● Provided data:
▶

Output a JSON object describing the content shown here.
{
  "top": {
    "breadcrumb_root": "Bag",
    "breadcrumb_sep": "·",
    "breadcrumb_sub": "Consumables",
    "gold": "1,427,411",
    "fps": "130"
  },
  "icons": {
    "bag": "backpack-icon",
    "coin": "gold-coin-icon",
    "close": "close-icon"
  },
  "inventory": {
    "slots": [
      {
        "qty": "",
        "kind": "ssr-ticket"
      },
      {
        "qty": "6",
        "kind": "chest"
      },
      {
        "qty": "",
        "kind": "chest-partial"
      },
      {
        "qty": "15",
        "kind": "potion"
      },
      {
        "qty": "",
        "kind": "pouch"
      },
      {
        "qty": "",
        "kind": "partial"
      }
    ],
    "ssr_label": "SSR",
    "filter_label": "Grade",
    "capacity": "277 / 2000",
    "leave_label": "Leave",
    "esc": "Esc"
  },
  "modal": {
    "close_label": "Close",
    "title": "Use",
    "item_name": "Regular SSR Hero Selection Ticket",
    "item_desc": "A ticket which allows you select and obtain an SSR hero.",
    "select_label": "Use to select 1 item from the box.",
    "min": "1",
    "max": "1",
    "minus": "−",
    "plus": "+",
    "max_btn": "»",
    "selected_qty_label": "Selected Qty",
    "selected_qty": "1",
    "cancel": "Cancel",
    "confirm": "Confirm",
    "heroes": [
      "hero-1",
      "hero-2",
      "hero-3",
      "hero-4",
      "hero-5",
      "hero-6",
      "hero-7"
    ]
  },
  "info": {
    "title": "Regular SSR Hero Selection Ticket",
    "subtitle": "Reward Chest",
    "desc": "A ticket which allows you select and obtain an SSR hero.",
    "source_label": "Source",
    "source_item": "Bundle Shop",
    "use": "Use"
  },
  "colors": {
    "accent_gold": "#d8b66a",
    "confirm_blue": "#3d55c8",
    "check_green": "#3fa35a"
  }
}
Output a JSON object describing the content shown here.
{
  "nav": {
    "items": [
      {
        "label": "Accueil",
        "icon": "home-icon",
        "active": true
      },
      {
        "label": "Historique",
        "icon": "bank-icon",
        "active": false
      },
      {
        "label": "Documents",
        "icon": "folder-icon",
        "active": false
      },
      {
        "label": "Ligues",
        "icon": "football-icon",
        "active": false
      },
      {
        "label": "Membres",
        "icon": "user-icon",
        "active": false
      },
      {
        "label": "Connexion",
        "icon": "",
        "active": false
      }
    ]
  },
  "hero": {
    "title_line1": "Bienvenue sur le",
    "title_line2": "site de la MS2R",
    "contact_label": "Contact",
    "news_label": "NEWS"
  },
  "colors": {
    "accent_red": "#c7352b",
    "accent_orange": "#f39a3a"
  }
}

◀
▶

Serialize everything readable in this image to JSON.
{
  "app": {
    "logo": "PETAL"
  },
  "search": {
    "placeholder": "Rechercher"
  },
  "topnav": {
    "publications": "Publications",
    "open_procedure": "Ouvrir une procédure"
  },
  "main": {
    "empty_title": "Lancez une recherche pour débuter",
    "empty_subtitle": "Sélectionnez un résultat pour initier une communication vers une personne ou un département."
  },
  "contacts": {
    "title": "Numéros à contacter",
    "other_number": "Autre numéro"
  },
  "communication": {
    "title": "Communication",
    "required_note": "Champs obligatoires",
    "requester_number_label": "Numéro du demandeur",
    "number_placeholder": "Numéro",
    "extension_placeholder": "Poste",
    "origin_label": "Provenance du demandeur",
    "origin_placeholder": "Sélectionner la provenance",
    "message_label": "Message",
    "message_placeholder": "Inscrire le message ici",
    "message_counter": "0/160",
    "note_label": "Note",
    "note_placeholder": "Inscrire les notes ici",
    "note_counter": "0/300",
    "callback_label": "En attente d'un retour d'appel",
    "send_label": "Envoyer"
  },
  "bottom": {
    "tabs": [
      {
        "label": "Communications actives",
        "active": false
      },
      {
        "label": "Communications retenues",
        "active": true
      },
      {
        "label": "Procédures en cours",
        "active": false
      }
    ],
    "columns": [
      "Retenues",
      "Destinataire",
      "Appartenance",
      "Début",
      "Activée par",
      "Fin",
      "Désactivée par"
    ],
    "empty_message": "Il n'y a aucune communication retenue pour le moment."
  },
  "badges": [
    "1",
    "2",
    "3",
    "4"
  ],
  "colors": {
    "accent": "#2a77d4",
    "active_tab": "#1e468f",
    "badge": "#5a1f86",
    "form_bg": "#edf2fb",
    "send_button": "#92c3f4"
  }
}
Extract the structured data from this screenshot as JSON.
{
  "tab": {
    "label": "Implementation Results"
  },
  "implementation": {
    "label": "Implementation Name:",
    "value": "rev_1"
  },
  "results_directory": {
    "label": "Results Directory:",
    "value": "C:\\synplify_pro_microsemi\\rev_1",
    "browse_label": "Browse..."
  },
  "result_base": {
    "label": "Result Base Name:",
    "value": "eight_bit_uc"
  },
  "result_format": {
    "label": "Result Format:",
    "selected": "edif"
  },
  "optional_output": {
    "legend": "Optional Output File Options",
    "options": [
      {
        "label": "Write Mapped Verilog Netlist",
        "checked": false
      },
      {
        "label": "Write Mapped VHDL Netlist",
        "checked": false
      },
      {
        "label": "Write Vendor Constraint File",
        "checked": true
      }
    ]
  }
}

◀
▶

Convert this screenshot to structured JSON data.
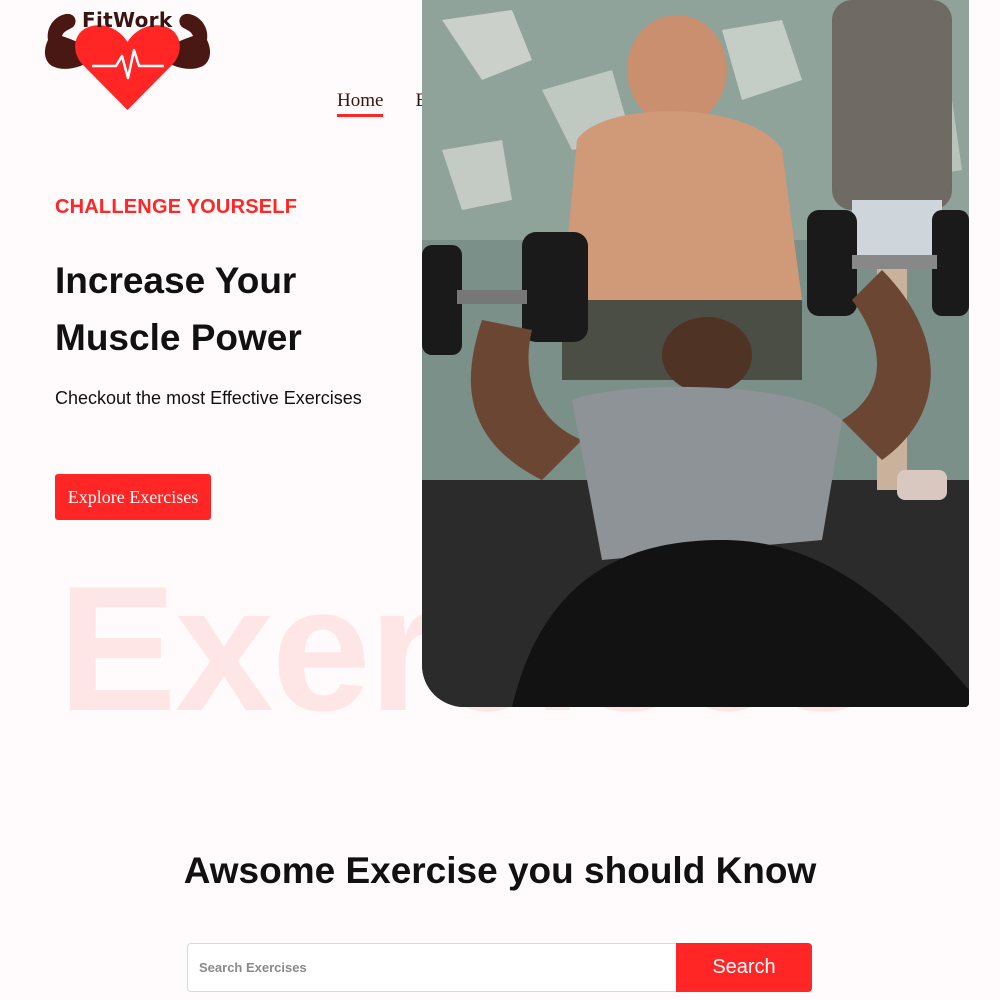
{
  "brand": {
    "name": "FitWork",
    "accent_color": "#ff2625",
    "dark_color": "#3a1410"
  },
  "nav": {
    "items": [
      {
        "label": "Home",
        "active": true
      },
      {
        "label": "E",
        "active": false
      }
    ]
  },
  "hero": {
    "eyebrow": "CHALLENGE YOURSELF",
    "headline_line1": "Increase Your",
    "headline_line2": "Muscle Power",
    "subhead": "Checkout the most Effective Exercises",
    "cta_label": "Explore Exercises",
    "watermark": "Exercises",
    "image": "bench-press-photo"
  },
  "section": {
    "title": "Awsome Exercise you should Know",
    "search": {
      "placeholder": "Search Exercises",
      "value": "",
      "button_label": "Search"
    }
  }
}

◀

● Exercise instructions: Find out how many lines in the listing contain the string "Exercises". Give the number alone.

● Answer box: 4